As a result, any alleged ‘reverse engineering’ of original code represents a transformative use of that content, i.e it added something new, with a further purpose or different character, and did not substitute for the original use of the work.
To the extent that copying of copyrighted material did occur, if any, this was necessary to allow for the interoperability of software and was kept to the minimally required amount.
The answer further points out that the original games were released over 15 years ago and the plaintiff stopped releasing patches and bug fixes several years before any of the alleged actions of the defendants took place.
Another important fact highlighted in the answer to the complaint is that the defendants’ modifications are useless in their own right. In fact, anyone who wished to make use of ‘re3’ and ‘reVC’ could not do so without already possessing copies of GTA 3 and Vice City, games that Take-Two stopped making available for purchase on its online stores.

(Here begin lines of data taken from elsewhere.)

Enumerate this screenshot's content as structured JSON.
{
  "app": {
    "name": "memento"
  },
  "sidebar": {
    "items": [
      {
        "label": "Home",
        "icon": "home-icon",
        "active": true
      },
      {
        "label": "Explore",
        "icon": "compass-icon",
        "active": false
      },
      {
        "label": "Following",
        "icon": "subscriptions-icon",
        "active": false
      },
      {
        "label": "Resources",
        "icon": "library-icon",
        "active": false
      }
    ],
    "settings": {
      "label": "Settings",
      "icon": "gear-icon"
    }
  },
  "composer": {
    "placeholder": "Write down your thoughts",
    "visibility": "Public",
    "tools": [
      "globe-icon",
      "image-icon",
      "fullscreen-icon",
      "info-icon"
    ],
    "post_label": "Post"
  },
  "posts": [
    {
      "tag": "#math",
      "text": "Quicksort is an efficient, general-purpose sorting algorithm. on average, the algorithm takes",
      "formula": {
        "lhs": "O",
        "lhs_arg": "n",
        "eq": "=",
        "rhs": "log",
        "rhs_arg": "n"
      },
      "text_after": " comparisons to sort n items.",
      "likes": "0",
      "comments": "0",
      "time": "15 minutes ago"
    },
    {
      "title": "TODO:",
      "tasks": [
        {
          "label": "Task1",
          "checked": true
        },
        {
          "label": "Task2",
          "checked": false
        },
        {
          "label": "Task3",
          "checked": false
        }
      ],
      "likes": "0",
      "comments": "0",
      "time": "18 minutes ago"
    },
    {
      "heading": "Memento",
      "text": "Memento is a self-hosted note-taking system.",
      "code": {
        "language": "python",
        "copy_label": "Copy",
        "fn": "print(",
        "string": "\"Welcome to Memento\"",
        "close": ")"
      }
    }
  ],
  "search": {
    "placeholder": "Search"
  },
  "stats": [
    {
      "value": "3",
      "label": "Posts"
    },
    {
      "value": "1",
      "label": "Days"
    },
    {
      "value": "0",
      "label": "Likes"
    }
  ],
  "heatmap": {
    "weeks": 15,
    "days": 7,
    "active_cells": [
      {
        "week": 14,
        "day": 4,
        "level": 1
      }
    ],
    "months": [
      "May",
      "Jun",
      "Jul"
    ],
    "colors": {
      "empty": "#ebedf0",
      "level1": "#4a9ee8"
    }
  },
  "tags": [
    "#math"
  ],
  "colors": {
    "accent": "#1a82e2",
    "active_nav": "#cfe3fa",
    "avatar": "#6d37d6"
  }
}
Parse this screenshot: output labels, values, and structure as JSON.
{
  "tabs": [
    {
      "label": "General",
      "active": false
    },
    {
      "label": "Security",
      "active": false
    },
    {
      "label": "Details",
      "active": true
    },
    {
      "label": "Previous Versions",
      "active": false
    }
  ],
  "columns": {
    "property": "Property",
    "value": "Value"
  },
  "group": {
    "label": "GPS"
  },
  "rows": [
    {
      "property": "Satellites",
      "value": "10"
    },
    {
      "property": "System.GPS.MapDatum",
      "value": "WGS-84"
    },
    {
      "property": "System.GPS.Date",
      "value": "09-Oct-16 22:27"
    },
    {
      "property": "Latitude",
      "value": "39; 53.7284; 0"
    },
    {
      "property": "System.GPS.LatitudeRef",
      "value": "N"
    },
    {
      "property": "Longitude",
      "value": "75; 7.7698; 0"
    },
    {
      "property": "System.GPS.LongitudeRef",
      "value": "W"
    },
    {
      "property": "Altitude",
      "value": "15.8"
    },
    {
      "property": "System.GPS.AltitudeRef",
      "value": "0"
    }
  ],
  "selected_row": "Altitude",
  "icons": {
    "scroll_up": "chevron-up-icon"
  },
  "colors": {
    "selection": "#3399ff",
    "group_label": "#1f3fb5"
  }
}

This leads to the question of whether the alleged conduct of the defendants affected the market for those games and if so, in what way. According to the answer, the mods did not affect the market but to the extent they did, any shift would’ve been positive since people needed to purchase the games to use the mods.
“Any complained of copying of copyright protected material that did occur, if any, was not undertaken for profit or commercial purposes. The doctrine of fair use bars the relief sought by Plaintiff,” the response adds.
Plaintiff Actually Encouraged Game Mods
Despite now aggressively suing the creators of ‘re3’ and ‘reVC’, Take-Two has previously allowed third parties to develop mods of its software (including for GTA 3 and Vice City) without any adverse action in response. That’s according to the answer which states that Take-Two (or its “subsidiaries or predecessors interest”) have “showcased” mods and even released portions of its software to the Multi Theft Auto (MTA) mod project.
“These supported, encouraged, or allowed ‘mod’ projects, upon information and belief, required the reverse engineering of software just as Defendants are alleged to have undertaken. Upon information and belief, Defendants had an implied license to undertake any complained of actions or Plaintiff abandoned is copyright,” the answer reads.
Extraterritorial Application of US Law
Take-Two’s complaint alleges that Angelo Papenhoff is a resident of Germany and the response admits that. However, the claim that Theo Morra is an individual located in New Zealand is denied. Similarly, it is denied that Eray Orçunus is located in Turkey and Adrian Graber is located in Germany.
While these factors aren’t expressly cited in the defendants’ third affirmative defense (the extraterritorial application of US law), the complaint alleges that the copying of copyrighted material was undertaken outside the United States. As such, US copyright law lacks reach, the defendants say.
“The United States Copyright Act should not be applied outside the United States and its territories. To the extent Plaintiff seeks to extend the application of the United States Copyright Act to cover activities outside the United States, its claims should be barred,” the answer concludes.
“Bug Fixes and Enhancements” Come At a Bad Time For Take-Two
For months there has been speculation that the real reason behind Take-Two’s legal action against the ‘re3’ and ‘reVC’ developers is that they were planning to officially release enhanced versions of their old games. The latter component was confirmed with the release of Grand Theft Auto: The Trilogy, which includes remastered versions of GTA III, GTA Vice City, and GTA San Andreas.
Unfortunately, that has been nothing short of a disaster. As reported by Eurogamer, the Definitive Edition was unplayable due to software problems and is only now available again for purchase after three days of downtime. Refund requests have been coming in thick and fast and the title has been review bombed down to an aggregate score of 0.5 on Metacritic.
The answer to Take-Two’s complaint can be found here (pdf)